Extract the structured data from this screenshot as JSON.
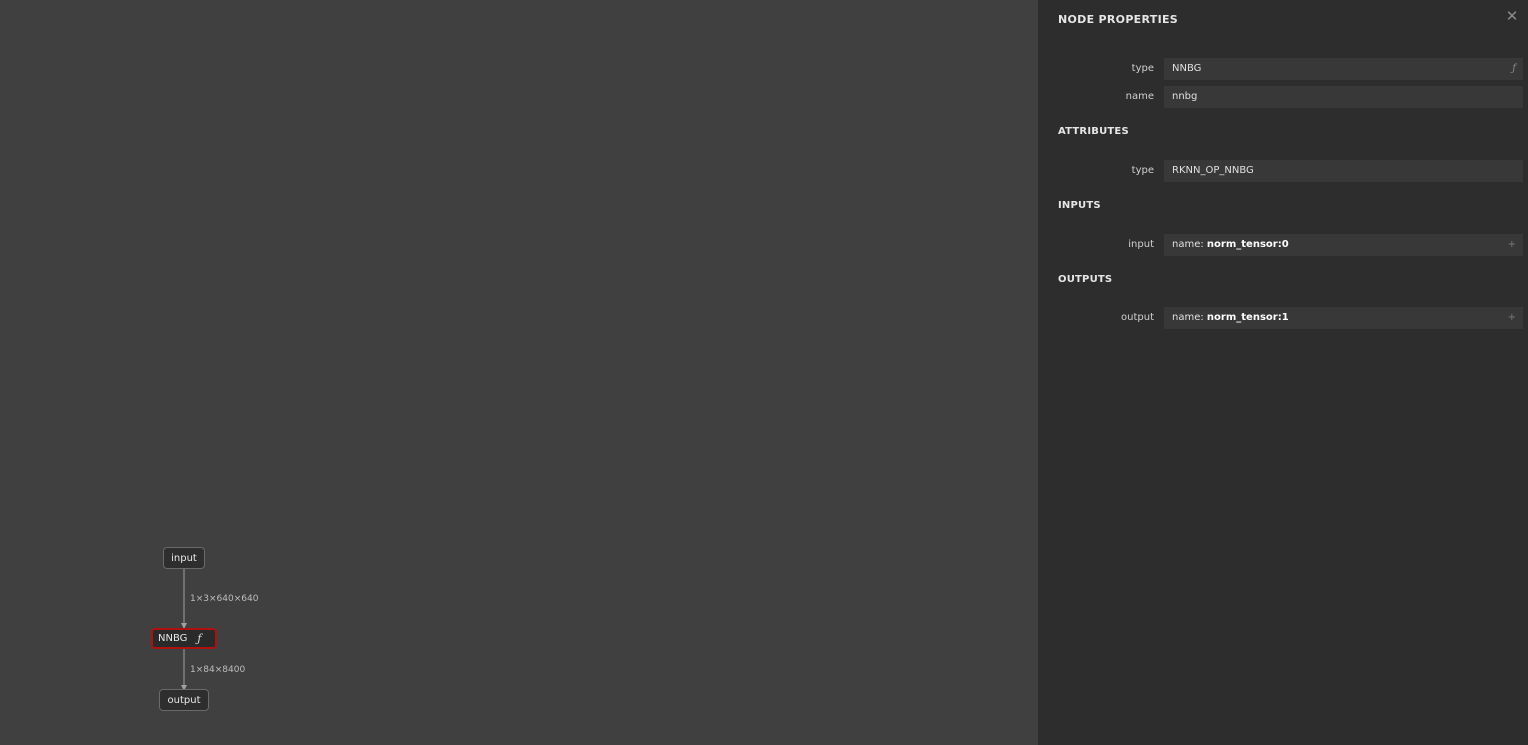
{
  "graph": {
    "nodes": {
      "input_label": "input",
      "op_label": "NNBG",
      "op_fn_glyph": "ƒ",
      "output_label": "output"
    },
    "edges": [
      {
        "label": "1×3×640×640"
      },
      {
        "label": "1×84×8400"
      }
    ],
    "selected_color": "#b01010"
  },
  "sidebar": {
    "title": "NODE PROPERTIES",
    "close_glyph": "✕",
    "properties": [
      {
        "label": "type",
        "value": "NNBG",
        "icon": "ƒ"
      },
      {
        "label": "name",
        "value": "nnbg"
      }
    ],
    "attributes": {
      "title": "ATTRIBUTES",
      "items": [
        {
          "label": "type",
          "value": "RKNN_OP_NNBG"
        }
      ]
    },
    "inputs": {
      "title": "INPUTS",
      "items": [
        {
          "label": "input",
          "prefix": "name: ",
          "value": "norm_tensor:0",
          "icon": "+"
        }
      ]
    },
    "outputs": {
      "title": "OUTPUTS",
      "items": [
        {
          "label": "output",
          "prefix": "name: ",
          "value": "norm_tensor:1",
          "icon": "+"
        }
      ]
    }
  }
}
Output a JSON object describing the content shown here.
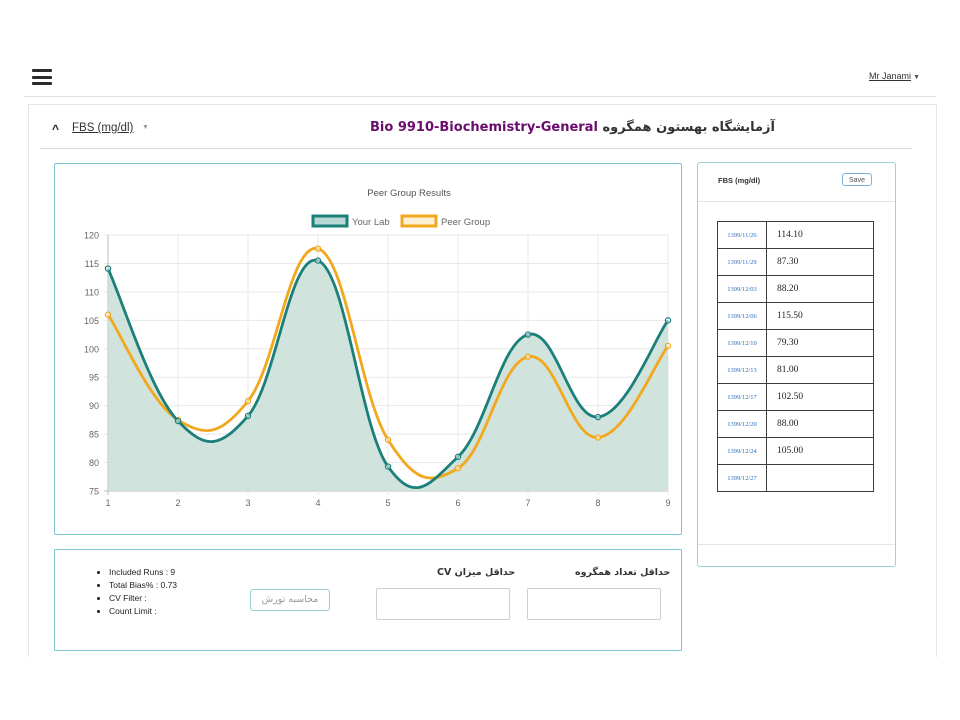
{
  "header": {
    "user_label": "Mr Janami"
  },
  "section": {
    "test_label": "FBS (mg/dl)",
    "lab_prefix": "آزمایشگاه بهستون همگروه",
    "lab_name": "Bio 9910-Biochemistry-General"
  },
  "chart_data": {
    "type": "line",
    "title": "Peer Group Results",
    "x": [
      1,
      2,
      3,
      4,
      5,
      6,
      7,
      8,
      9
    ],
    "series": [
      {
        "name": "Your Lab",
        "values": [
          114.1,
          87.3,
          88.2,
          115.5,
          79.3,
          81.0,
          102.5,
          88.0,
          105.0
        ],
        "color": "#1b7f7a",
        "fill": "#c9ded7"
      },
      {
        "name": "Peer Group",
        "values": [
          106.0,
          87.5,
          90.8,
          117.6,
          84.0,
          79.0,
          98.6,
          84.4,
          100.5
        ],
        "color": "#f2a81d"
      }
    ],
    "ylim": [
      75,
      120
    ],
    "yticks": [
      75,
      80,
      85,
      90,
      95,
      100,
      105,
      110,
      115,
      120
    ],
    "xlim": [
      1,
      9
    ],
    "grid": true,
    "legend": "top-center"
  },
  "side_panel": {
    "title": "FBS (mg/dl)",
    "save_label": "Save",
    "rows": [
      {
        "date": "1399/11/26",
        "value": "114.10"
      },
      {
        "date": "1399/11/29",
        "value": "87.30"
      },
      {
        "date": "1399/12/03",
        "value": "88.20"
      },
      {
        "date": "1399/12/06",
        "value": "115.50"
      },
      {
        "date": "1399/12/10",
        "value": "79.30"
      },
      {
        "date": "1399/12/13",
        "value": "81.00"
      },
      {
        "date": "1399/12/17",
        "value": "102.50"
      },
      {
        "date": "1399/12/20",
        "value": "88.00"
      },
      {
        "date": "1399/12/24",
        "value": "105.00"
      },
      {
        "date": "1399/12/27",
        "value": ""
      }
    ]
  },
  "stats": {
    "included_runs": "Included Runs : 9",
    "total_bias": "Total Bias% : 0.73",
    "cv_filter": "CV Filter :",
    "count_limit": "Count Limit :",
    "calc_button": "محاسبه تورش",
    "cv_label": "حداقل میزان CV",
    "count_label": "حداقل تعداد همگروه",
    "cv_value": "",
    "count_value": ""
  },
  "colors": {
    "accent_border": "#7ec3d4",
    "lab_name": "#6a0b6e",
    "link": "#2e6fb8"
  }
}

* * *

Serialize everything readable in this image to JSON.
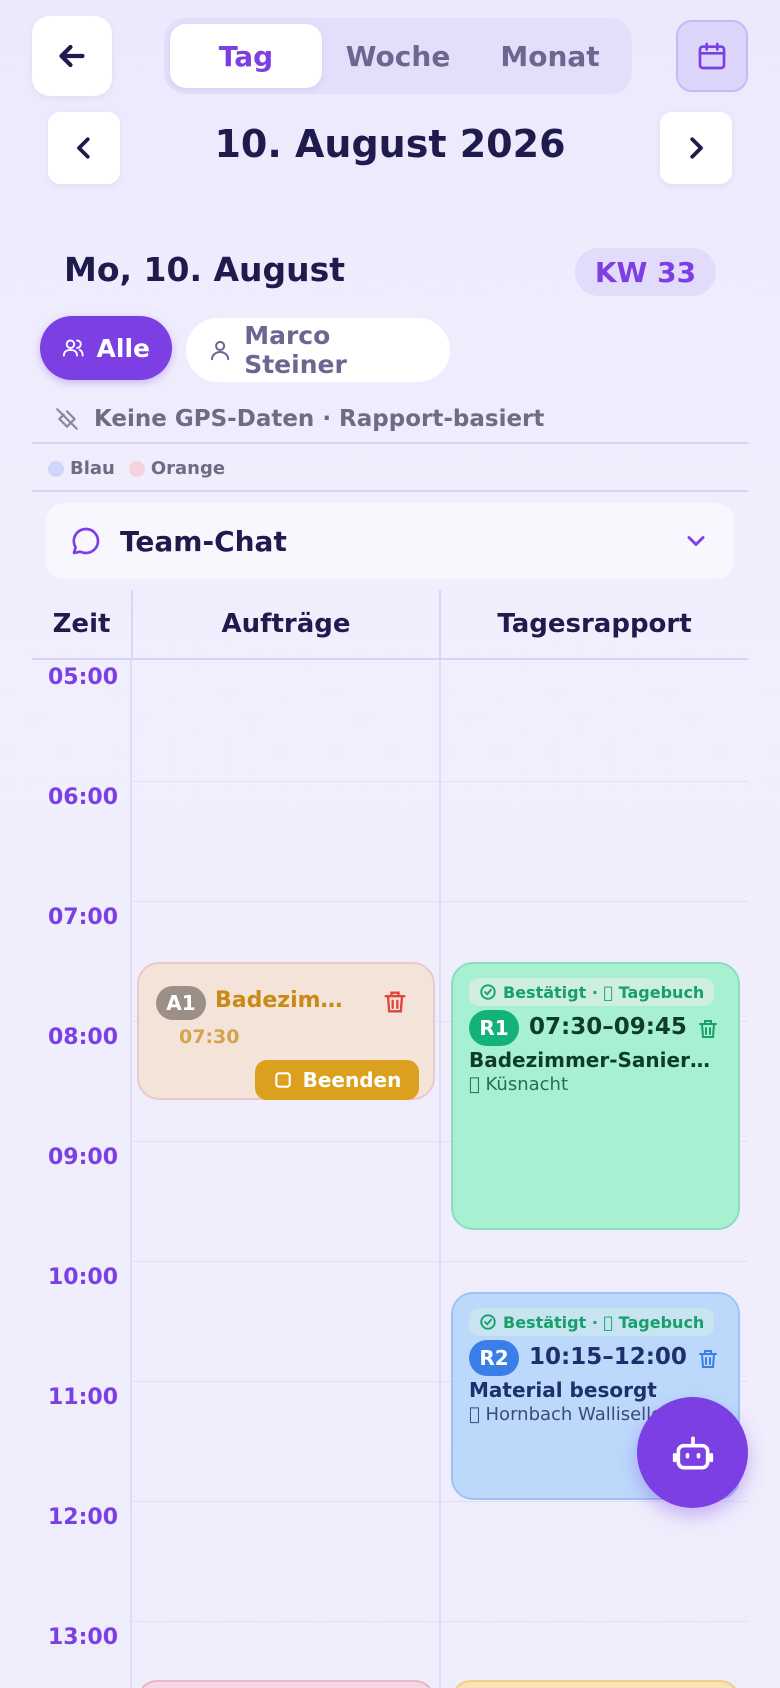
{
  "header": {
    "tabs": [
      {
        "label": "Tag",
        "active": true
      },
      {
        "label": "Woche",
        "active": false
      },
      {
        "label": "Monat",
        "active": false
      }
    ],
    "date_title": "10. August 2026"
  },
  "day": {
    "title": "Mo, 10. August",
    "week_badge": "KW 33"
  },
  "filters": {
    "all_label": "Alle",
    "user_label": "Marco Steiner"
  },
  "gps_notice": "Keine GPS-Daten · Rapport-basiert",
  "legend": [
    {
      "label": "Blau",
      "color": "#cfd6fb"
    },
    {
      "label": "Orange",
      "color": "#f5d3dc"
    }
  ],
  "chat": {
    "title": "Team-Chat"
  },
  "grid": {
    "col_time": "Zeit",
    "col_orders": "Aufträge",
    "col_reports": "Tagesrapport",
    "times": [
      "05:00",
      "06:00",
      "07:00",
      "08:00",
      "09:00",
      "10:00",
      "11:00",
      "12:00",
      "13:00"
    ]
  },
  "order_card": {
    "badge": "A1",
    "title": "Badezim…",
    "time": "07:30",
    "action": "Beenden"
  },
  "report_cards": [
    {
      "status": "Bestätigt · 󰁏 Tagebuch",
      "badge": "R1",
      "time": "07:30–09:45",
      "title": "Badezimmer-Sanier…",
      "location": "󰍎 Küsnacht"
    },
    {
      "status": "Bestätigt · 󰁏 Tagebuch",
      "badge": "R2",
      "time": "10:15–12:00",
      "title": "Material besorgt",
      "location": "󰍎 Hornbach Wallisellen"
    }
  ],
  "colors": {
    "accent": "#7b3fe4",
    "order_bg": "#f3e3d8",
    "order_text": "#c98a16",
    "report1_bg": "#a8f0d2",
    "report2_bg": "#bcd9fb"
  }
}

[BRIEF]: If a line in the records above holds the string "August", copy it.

[SOLUTION FOR THIS PROBLEM]:
    "date_title": "10. August 2026"
    "title": "Mo, 10. August",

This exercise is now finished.